Excerpted data:
_ _ _ _
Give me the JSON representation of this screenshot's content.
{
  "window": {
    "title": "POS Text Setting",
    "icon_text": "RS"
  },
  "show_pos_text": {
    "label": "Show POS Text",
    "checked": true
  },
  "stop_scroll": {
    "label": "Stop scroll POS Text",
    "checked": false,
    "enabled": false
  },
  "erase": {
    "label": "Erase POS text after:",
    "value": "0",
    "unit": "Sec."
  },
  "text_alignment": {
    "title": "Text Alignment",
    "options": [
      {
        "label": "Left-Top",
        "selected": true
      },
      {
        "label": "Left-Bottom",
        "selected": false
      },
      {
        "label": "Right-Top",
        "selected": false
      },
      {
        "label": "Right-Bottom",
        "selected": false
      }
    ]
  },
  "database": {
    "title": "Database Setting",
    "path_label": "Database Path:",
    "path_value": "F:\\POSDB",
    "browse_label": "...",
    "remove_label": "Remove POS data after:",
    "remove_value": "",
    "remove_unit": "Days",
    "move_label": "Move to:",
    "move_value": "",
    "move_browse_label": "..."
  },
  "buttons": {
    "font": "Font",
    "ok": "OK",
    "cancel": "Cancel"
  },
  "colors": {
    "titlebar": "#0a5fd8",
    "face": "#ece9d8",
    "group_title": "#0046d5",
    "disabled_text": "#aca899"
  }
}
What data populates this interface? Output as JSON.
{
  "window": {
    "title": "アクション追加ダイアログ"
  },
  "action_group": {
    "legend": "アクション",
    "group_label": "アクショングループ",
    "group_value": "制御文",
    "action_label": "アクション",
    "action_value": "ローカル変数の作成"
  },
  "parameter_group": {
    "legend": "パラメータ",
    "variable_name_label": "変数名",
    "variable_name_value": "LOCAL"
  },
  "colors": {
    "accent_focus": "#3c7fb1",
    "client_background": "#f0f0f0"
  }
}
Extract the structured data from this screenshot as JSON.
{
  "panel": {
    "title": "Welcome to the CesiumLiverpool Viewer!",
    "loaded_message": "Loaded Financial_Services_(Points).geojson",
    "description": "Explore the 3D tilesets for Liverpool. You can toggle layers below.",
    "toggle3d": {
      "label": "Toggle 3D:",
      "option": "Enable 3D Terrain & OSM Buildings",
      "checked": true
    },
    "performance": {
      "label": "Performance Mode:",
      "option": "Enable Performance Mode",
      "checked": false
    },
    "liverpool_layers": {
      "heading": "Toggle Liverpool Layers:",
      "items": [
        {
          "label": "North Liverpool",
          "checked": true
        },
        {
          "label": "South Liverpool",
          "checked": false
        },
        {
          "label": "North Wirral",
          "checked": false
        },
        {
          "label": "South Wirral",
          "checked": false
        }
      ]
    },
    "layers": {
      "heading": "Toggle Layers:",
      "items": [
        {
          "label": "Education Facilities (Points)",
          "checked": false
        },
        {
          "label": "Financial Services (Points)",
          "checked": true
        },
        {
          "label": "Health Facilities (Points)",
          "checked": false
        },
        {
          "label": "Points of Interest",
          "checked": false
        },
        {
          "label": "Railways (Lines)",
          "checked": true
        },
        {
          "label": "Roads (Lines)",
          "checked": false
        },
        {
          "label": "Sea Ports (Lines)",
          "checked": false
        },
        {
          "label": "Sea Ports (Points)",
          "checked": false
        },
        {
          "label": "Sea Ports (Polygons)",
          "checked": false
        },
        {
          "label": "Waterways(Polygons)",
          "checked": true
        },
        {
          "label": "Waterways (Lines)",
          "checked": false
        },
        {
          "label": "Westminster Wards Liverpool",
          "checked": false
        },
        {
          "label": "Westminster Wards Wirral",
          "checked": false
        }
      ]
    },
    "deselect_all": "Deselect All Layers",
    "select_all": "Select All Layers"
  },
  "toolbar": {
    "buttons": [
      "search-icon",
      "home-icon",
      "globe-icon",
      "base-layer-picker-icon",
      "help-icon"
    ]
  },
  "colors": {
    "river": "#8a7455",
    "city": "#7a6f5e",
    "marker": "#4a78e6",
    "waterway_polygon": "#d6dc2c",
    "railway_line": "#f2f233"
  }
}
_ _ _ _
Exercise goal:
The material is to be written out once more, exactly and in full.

Output for this task:
Give me the JSON representation of this screenshot's content.
{
  "window": {
    "title": "POS Text Setting",
    "icon_text": "RS"
  },
  "show_pos_text": {
    "label": "Show POS Text",
    "checked": true
  },
  "stop_scroll": {
    "label": "Stop scroll POS Text",
    "checked": false,
    "enabled": false
  },
  "erase": {
    "label": "Erase POS text after:",
    "value": "0",
    "unit": "Sec."
  },
  "text_alignment": {
    "title": "Text Alignment",
    "options": [
      {
        "label": "Left-Top",
        "selected": true
      },
      {
        "label": "Left-Bottom",
        "selected": false
      },
      {
        "label": "Right-Top",
        "selected": false
      },
      {
        "label": "Right-Bottom",
        "selected": false
      }
    ]
  },
  "database": {
    "title": "Database Setting",
    "path_label": "Database Path:",
    "path_value": "F:\\POSDB",
    "browse_label": "...",
    "remove_label": "Remove POS data after:",
    "remove_value": "",
    "remove_unit": "Days",
    "move_label": "Move to:",
    "move_value": "",
    "move_browse_label": "..."
  },
  "buttons": {
    "font": "Font",
    "ok": "OK",
    "cancel": "Cancel"
  },
  "colors": {
    "titlebar": "#0a5fd8",
    "face": "#ece9d8",
    "group_title": "#0046d5",
    "disabled_text": "#aca899"
  }
}
What data populates this interface? Output as JSON.
{
  "window": {
    "title": "アクション追加ダイアログ"
  },
  "action_group": {
    "legend": "アクション",
    "group_label": "アクショングループ",
    "group_value": "制御文",
    "action_label": "アクション",
    "action_value": "ローカル変数の作成"
  },
  "parameter_group": {
    "legend": "パラメータ",
    "variable_name_label": "変数名",
    "variable_name_value": "LOCAL"
  },
  "colors": {
    "accent_focus": "#3c7fb1",
    "client_background": "#f0f0f0"
  }
}
Extract the structured data from this screenshot as JSON.
{
  "panel": {
    "title": "Welcome to the CesiumLiverpool Viewer!",
    "loaded_message": "Loaded Financial_Services_(Points).geojson",
    "description": "Explore the 3D tilesets for Liverpool. You can toggle layers below.",
    "toggle3d": {
      "label": "Toggle 3D:",
      "option": "Enable 3D Terrain & OSM Buildings",
      "checked": true
    },
    "performance": {
      "label": "Performance Mode:",
      "option": "Enable Performance Mode",
      "checked": false
    },
    "liverpool_layers": {
      "heading": "Toggle Liverpool Layers:",
      "items": [
        {
          "label": "North Liverpool",
          "checked": true
        },
        {
          "label": "South Liverpool",
          "checked": false
        },
        {
          "label": "North Wirral",
          "checked": false
        },
        {
          "label": "South Wirral",
          "checked": false
        }
      ]
    },
    "layers": {
      "heading": "Toggle Layers:",
      "items": [
        {
          "label": "Education Facilities (Points)",
          "checked": false
        },
        {
          "label": "Financial Services (Points)",
          "checked": true
        },
        {
          "label": "Health Facilities (Points)",
          "checked": false
        },
        {
          "label": "Points of Interest",
          "checked": false
        },
        {
          "label": "Railways (Lines)",
          "checked": true
        },
        {
          "label": "Roads (Lines)",
          "checked": false
        },
        {
          "label": "Sea Ports (Lines)",
          "checked": false
        },
        {
          "label": "Sea Ports (Points)",
          "checked": false
        },
        {
          "label": "Sea Ports (Polygons)",
          "checked": false
        },
        {
          "label": "Waterways(Polygons)",
          "checked": true
        },
        {
          "label": "Waterways (Lines)",
          "checked": false
        },
        {
          "label": "Westminster Wards Liverpool",
          "checked": false
        },
        {
          "label": "Westminster Wards Wirral",
          "checked": false
        }
      ]
    },
    "deselect_all": "Deselect All Layers",
    "select_all": "Select All Layers"
  },
  "toolbar": {
    "buttons": [
      "search-icon",
      "home-icon",
      "globe-icon",
      "base-layer-picker-icon",
      "help-icon"
    ]
  },
  "colors": {
    "river": "#8a7455",
    "city": "#7a6f5e",
    "marker": "#4a78e6",
    "waterway_polygon": "#d6dc2c",
    "railway_line": "#f2f233"
  }
}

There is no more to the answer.